WHAT THE EXERCISE ASKS: Every line of the data below that holds the string "thumb" needs to be reported.

TASK INPUTS START

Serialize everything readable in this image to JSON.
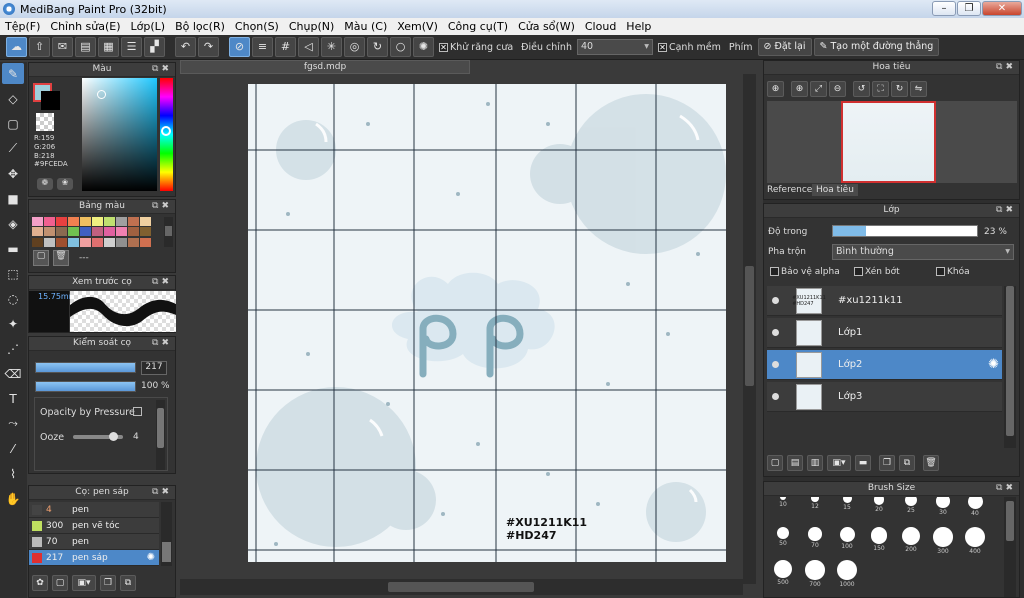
{
  "app": {
    "title": "MediBang Paint Pro (32bit)",
    "win_min": "–",
    "win_max": "❐",
    "win_close": "✕"
  },
  "menu": [
    "Tệp(F)",
    "Chỉnh sửa(E)",
    "Lớp(L)",
    "Bộ lọc(R)",
    "Chọn(S)",
    "Chụp(N)",
    "Màu (C)",
    "Xem(V)",
    "Công cụ(T)",
    "Cửa sổ(W)",
    "Cloud",
    "Help"
  ],
  "toolbar": {
    "antialias_label": "Khử răng cưa",
    "antialias_checked": "✕",
    "adjust_label": "Điều chỉnh",
    "adjust_value": "40",
    "snap_label": "Cạnh mềm",
    "snap_checked": "✕",
    "keys_label": "Phím",
    "reset_label": "Đặt lại",
    "ruler_label": "Tạo một đường thẳng"
  },
  "color_panel": {
    "title": "Màu",
    "r": "R:159",
    "g": "G:206",
    "b": "B:218",
    "hex": "#9FCEDA",
    "fg_color": "#9fceda"
  },
  "palette_panel": {
    "title": "Bảng màu",
    "name": "---",
    "swatches": [
      "#f4a0c8",
      "#f06090",
      "#e84040",
      "#f08050",
      "#f0c060",
      "#f0f080",
      "#c0e070",
      "#a0a0a0",
      "#c07050",
      "#f0d0a0",
      "#e0b090",
      "#c09070",
      "#8a6a50",
      "#70c050",
      "#4060c0",
      "#c06080",
      "#e060a0",
      "#f080b0",
      "#a06040",
      "#806030",
      "#604020",
      "#c0c0c0",
      "#a05030",
      "#80c0e0",
      "#f0a0a0",
      "#e07070",
      "#d0d0d0",
      "#909090",
      "#b07050",
      "#d07050"
    ]
  },
  "brush_preview": {
    "title": "Xem trước cọ",
    "size": "15.75mm"
  },
  "brush_control": {
    "title": "Kiểm soát cọ",
    "size_value": "217",
    "opacity_value": "100 %",
    "opacity_fraction": 1.0,
    "size_fraction": 1.0,
    "pressure_label": "Opacity by Pressure",
    "ooze_label": "Ooze",
    "ooze_value": "4"
  },
  "brush_list": {
    "title": "Cọ: pen sáp",
    "items": [
      {
        "size": "4",
        "name": "pen",
        "color": "#444"
      },
      {
        "size": "300",
        "name": "pen vẽ tóc",
        "color": "#c0e060"
      },
      {
        "size": "70",
        "name": "pen",
        "color": "#bbbbbb"
      },
      {
        "size": "217",
        "name": "pen sáp",
        "color": "#e03030"
      }
    ]
  },
  "document": {
    "tab": "fgsd.mdp",
    "watermark_line1": "#XU1211K11",
    "watermark_line2": "#HD247"
  },
  "navigator": {
    "title": "Hoa tiêu",
    "tab_reference": "Reference",
    "tab_navigator": "Hoa tiêu"
  },
  "layers": {
    "title": "Lớp",
    "opacity_label": "Độ trong",
    "opacity_value": "23 %",
    "opacity_fraction": 0.23,
    "blend_label": "Pha trộn",
    "blend_value": "Bình thường",
    "protect_alpha": "Bảo vệ alpha",
    "clipping": "Xén bớt",
    "lock": "Khóa",
    "items": [
      {
        "name": "#xu1211k11",
        "thumb": "#XU1211K11 #HD247"
      },
      {
        "name": "Lớp1",
        "thumb": ""
      },
      {
        "name": "Lớp2",
        "thumb": "",
        "selected": true
      },
      {
        "name": "Lớp3",
        "thumb": ""
      }
    ]
  },
  "brush_size": {
    "title": "Brush Size",
    "sizes": [
      "10",
      "12",
      "15",
      "20",
      "25",
      "30",
      "40",
      "50",
      "70",
      "100",
      "150",
      "200",
      "300",
      "400",
      "500",
      "700",
      "1000"
    ]
  }
}
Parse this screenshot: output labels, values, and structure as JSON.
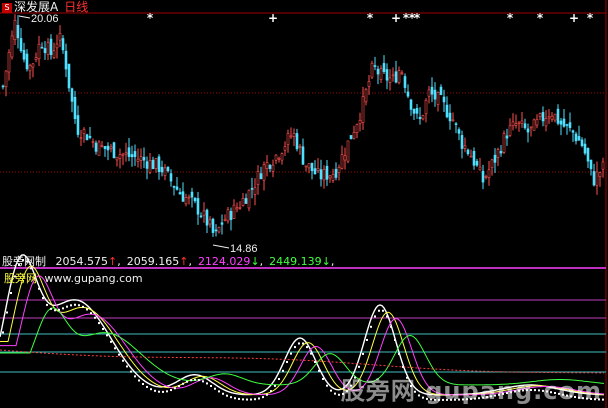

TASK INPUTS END

EXERCISE SOLUTION:
        "thumb": "#XU1211K11 #HD247"
        "thumb": ""
        "thumb": "",
        "thumb": ""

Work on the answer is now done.